* Excerpts from an interface dataset *

******

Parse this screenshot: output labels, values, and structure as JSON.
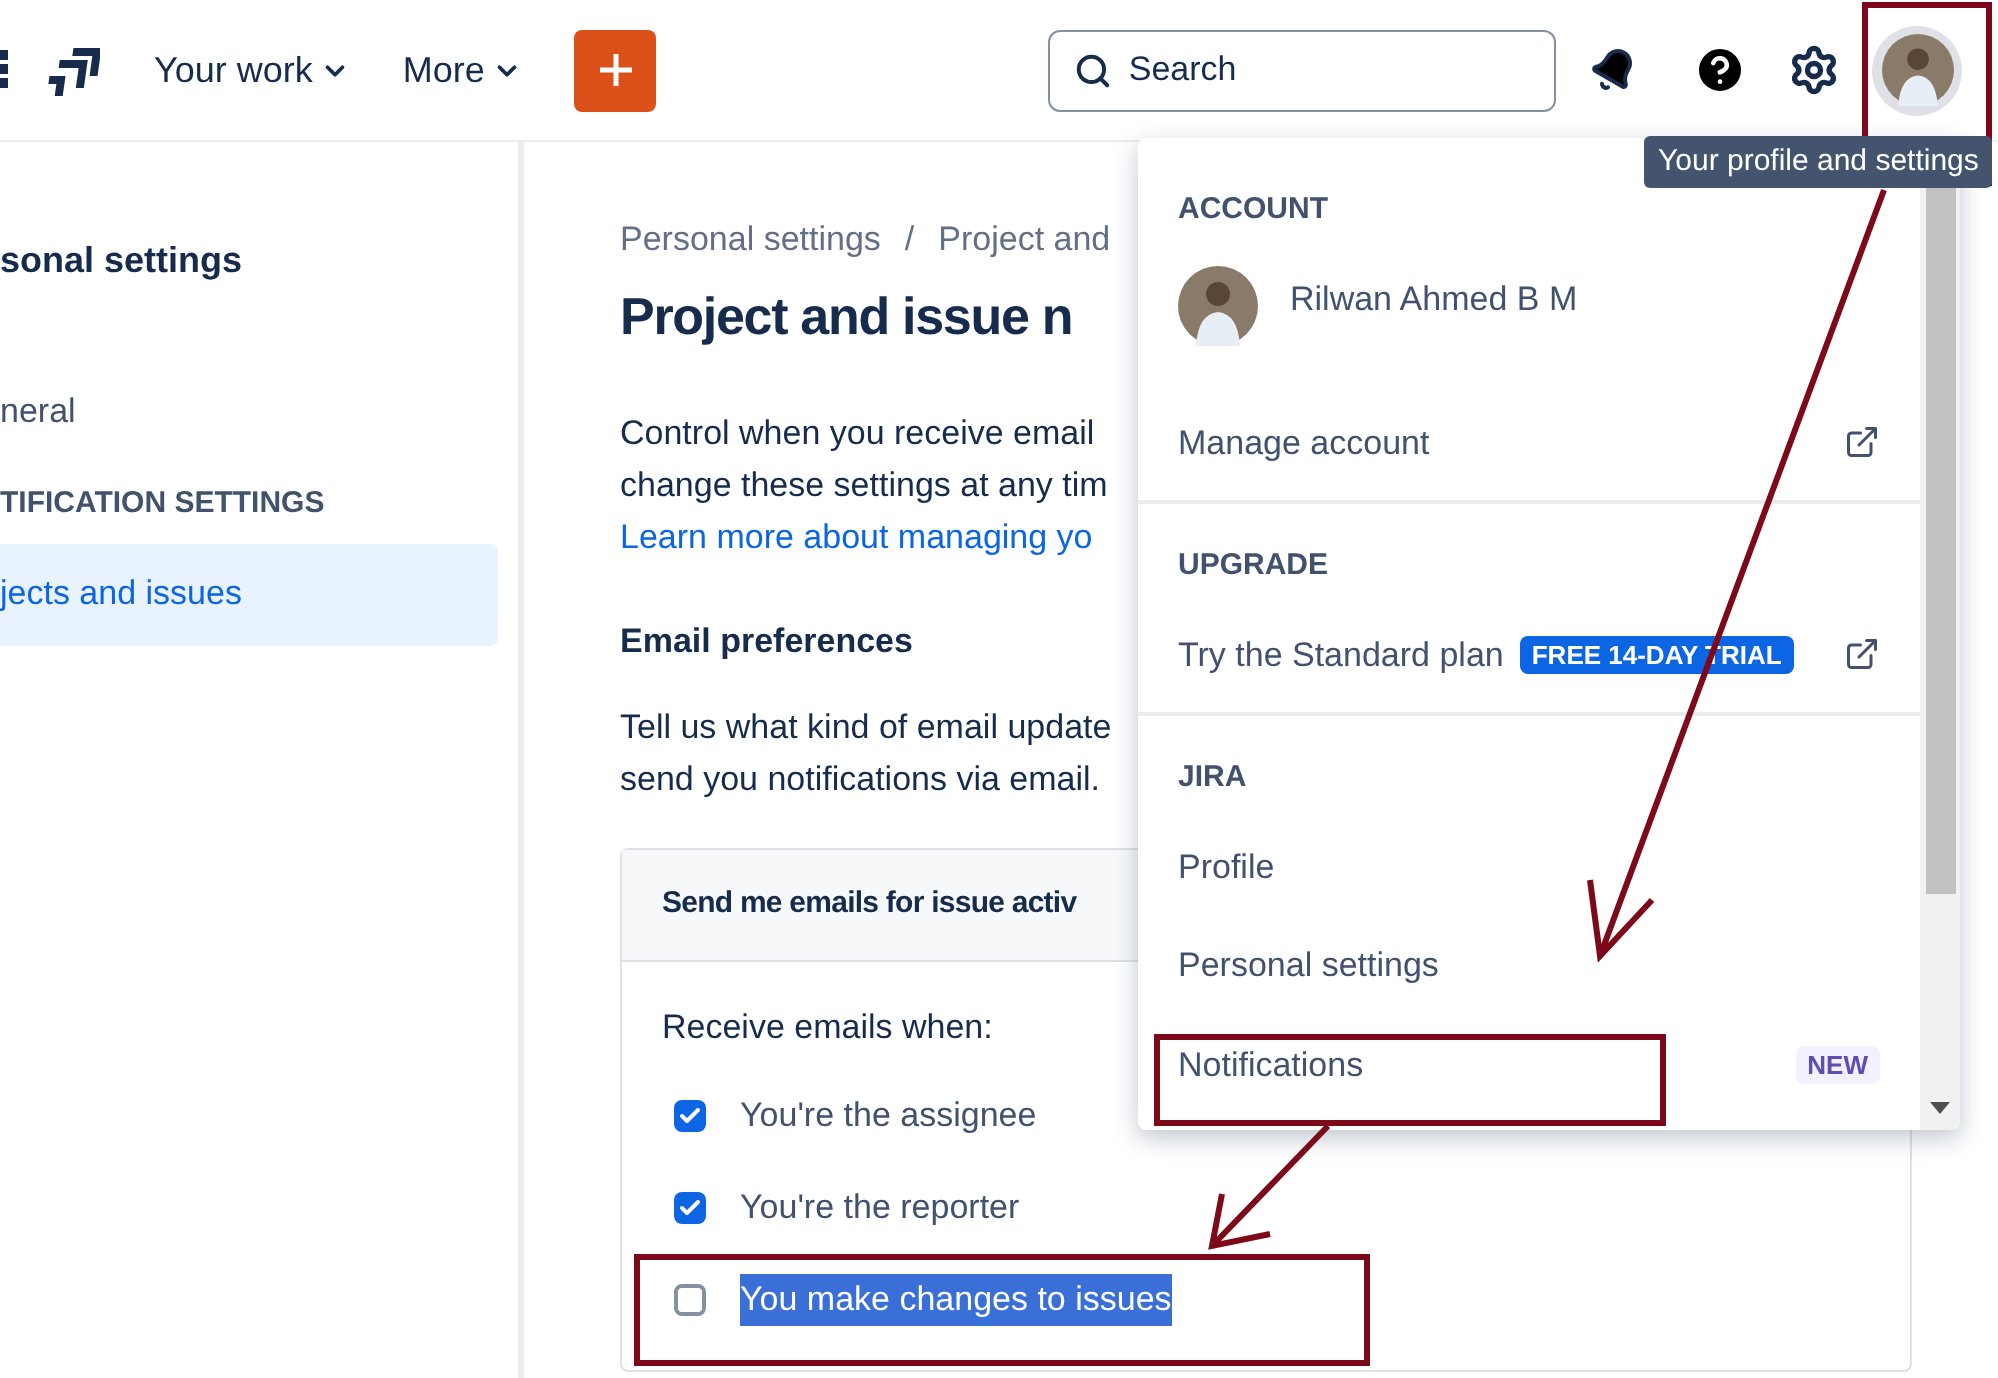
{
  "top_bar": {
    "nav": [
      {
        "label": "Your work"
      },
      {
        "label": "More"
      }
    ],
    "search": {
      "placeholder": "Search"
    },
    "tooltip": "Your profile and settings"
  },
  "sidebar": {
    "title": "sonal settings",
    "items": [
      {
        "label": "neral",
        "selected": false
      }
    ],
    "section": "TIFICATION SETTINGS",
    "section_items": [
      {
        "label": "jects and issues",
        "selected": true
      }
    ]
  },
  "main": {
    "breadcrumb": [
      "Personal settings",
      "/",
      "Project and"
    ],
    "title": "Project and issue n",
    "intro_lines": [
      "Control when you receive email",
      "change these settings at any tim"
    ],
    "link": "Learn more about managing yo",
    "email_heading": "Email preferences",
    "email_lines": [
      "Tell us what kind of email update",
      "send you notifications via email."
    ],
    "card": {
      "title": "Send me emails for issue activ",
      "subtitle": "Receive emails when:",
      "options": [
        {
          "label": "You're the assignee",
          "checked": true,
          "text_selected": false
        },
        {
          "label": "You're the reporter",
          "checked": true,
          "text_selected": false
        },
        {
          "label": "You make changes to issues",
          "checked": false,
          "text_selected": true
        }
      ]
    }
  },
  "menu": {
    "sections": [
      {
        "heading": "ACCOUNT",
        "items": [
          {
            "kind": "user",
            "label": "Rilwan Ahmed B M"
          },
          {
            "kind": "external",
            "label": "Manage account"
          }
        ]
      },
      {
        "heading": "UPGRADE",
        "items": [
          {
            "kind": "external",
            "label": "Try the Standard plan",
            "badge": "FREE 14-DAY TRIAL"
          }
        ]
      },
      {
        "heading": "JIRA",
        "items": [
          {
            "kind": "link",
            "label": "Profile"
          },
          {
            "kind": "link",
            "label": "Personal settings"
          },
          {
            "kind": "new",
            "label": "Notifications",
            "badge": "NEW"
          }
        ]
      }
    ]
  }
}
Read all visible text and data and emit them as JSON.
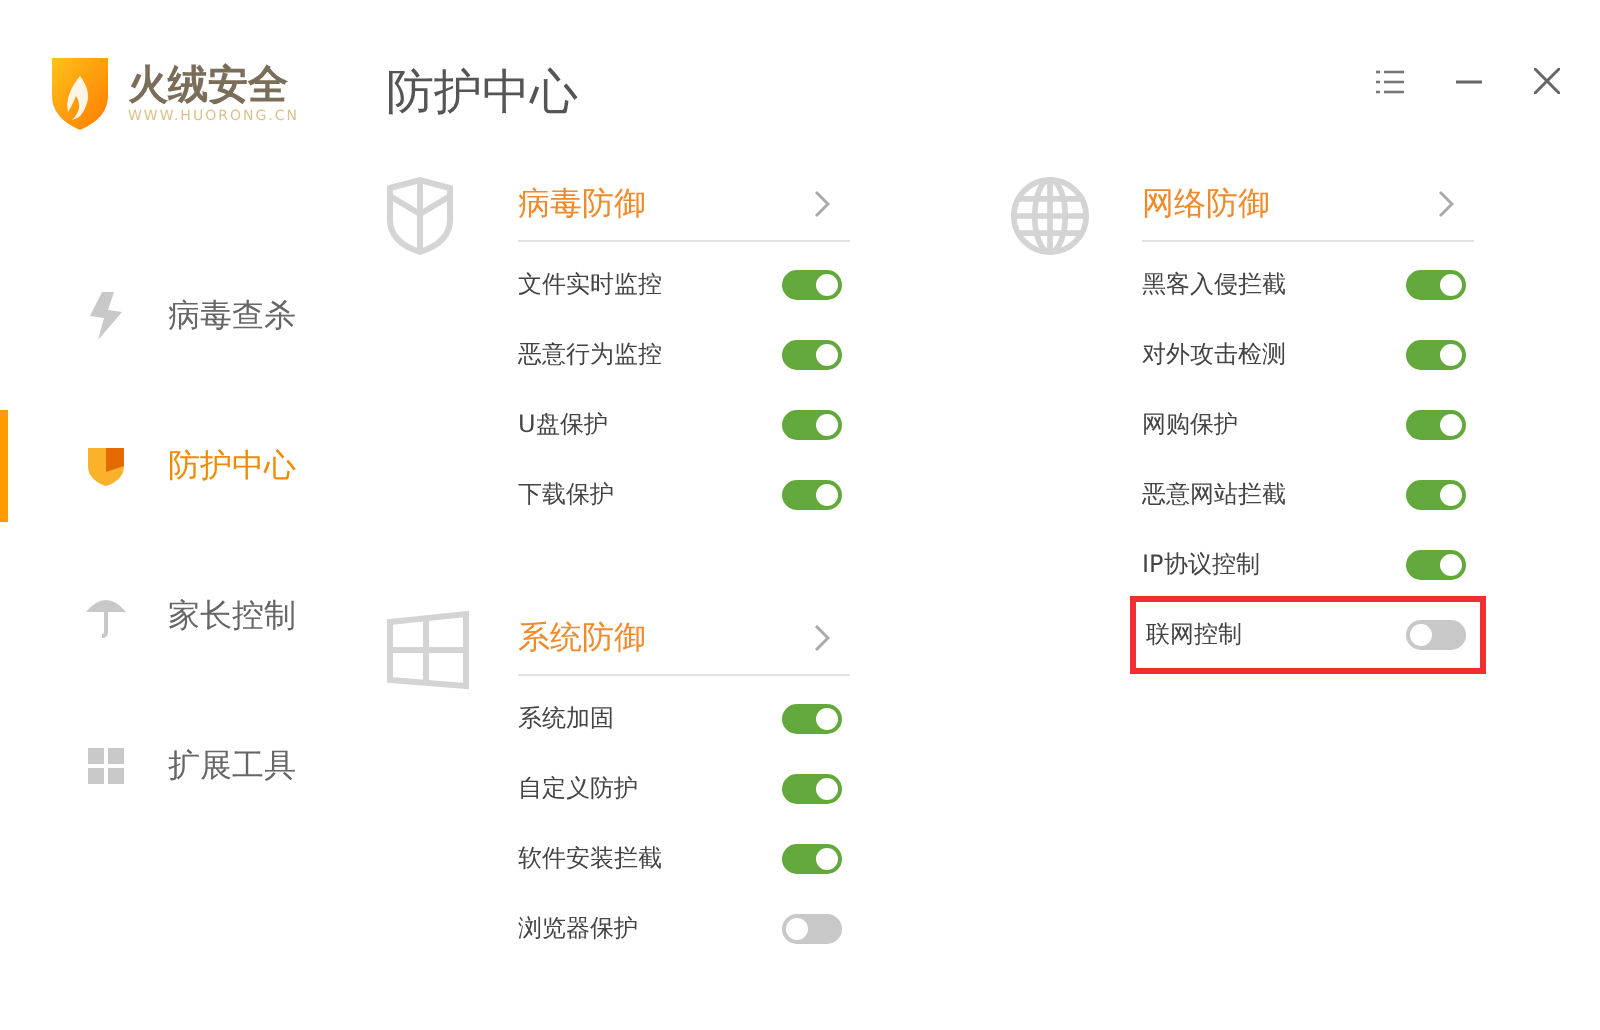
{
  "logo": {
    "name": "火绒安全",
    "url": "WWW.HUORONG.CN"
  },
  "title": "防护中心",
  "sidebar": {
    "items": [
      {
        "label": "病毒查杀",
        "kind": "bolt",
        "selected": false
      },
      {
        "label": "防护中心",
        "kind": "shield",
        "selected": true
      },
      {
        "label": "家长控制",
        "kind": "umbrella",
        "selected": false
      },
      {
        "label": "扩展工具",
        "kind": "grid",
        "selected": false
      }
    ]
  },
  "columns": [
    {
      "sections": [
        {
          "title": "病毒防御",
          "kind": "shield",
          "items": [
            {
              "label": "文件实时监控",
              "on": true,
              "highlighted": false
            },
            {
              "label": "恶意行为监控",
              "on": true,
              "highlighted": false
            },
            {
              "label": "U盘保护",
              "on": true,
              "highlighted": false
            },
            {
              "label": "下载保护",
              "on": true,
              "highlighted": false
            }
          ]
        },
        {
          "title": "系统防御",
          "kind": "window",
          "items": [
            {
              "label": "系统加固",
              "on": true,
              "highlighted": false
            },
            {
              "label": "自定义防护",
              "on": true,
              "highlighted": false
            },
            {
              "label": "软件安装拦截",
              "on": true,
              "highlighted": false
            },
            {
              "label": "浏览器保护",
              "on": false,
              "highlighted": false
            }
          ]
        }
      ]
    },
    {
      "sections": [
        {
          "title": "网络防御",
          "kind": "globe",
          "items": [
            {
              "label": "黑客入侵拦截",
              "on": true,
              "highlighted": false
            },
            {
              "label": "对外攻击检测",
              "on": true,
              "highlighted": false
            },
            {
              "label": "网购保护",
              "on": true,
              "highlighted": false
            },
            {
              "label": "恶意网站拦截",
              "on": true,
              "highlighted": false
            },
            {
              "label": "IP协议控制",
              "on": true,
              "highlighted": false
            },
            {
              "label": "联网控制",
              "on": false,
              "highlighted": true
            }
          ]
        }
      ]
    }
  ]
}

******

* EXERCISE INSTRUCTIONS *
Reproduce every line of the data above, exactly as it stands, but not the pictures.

* THE ANSWER *
Parse this screenshot: output labels, values, and structure as JSON.
{
  "top_bar": {
    "nav": [
      {
        "label": "Your work"
      },
      {
        "label": "More"
      }
    ],
    "search": {
      "placeholder": "Search"
    },
    "tooltip": "Your profile and settings"
  },
  "sidebar": {
    "title": "sonal settings",
    "items": [
      {
        "label": "neral",
        "selected": false
      }
    ],
    "section": "TIFICATION SETTINGS",
    "section_items": [
      {
        "label": "jects and issues",
        "selected": true
      }
    ]
  },
  "main": {
    "breadcrumb": [
      "Personal settings",
      "/",
      "Project and"
    ],
    "title": "Project and issue n",
    "intro_lines": [
      "Control when you receive email",
      "change these settings at any tim"
    ],
    "link": "Learn more about managing yo",
    "email_heading": "Email preferences",
    "email_lines": [
      "Tell us what kind of email update",
      "send you notifications via email."
    ],
    "card": {
      "title": "Send me emails for issue activ",
      "subtitle": "Receive emails when:",
      "options": [
        {
          "label": "You're the assignee",
          "checked": true,
          "text_selected": false
        },
        {
          "label": "You're the reporter",
          "checked": true,
          "text_selected": false
        },
        {
          "label": "You make changes to issues",
          "checked": false,
          "text_selected": true
        }
      ]
    }
  },
  "menu": {
    "sections": [
      {
        "heading": "ACCOUNT",
        "items": [
          {
            "kind": "user",
            "label": "Rilwan Ahmed B M"
          },
          {
            "kind": "external",
            "label": "Manage account"
          }
        ]
      },
      {
        "heading": "UPGRADE",
        "items": [
          {
            "kind": "external",
            "label": "Try the Standard plan",
            "badge": "FREE 14-DAY TRIAL"
          }
        ]
      },
      {
        "heading": "JIRA",
        "items": [
          {
            "kind": "link",
            "label": "Profile"
          },
          {
            "kind": "link",
            "label": "Personal settings"
          },
          {
            "kind": "new",
            "label": "Notifications",
            "badge": "NEW"
          }
        ]
      }
    ]
  }
}
Read all visible text and data and emit them as JSON.
{
  "logo": {
    "name": "火绒安全",
    "url": "WWW.HUORONG.CN"
  },
  "title": "防护中心",
  "sidebar": {
    "items": [
      {
        "label": "病毒查杀",
        "kind": "bolt",
        "selected": false
      },
      {
        "label": "防护中心",
        "kind": "shield",
        "selected": true
      },
      {
        "label": "家长控制",
        "kind": "umbrella",
        "selected": false
      },
      {
        "label": "扩展工具",
        "kind": "grid",
        "selected": false
      }
    ]
  },
  "columns": [
    {
      "sections": [
        {
          "title": "病毒防御",
          "kind": "shield",
          "items": [
            {
              "label": "文件实时监控",
              "on": true,
              "highlighted": false
            },
            {
              "label": "恶意行为监控",
              "on": true,
              "highlighted": false
            },
            {
              "label": "U盘保护",
              "on": true,
              "highlighted": false
            },
            {
              "label": "下载保护",
              "on": true,
              "highlighted": false
            }
          ]
        },
        {
          "title": "系统防御",
          "kind": "window",
          "items": [
            {
              "label": "系统加固",
              "on": true,
              "highlighted": false
            },
            {
              "label": "自定义防护",
              "on": true,
              "highlighted": false
            },
            {
              "label": "软件安装拦截",
              "on": true,
              "highlighted": false
            },
            {
              "label": "浏览器保护",
              "on": false,
              "highlighted": false
            }
          ]
        }
      ]
    },
    {
      "sections": [
        {
          "title": "网络防御",
          "kind": "globe",
          "items": [
            {
              "label": "黑客入侵拦截",
              "on": true,
              "highlighted": false
            },
            {
              "label": "对外攻击检测",
              "on": true,
              "highlighted": false
            },
            {
              "label": "网购保护",
              "on": true,
              "highlighted": false
            },
            {
              "label": "恶意网站拦截",
              "on": true,
              "highlighted": false
            },
            {
              "label": "IP协议控制",
              "on": true,
              "highlighted": false
            },
            {
              "label": "联网控制",
              "on": false,
              "highlighted": true
            }
          ]
        }
      ]
    }
  ]
}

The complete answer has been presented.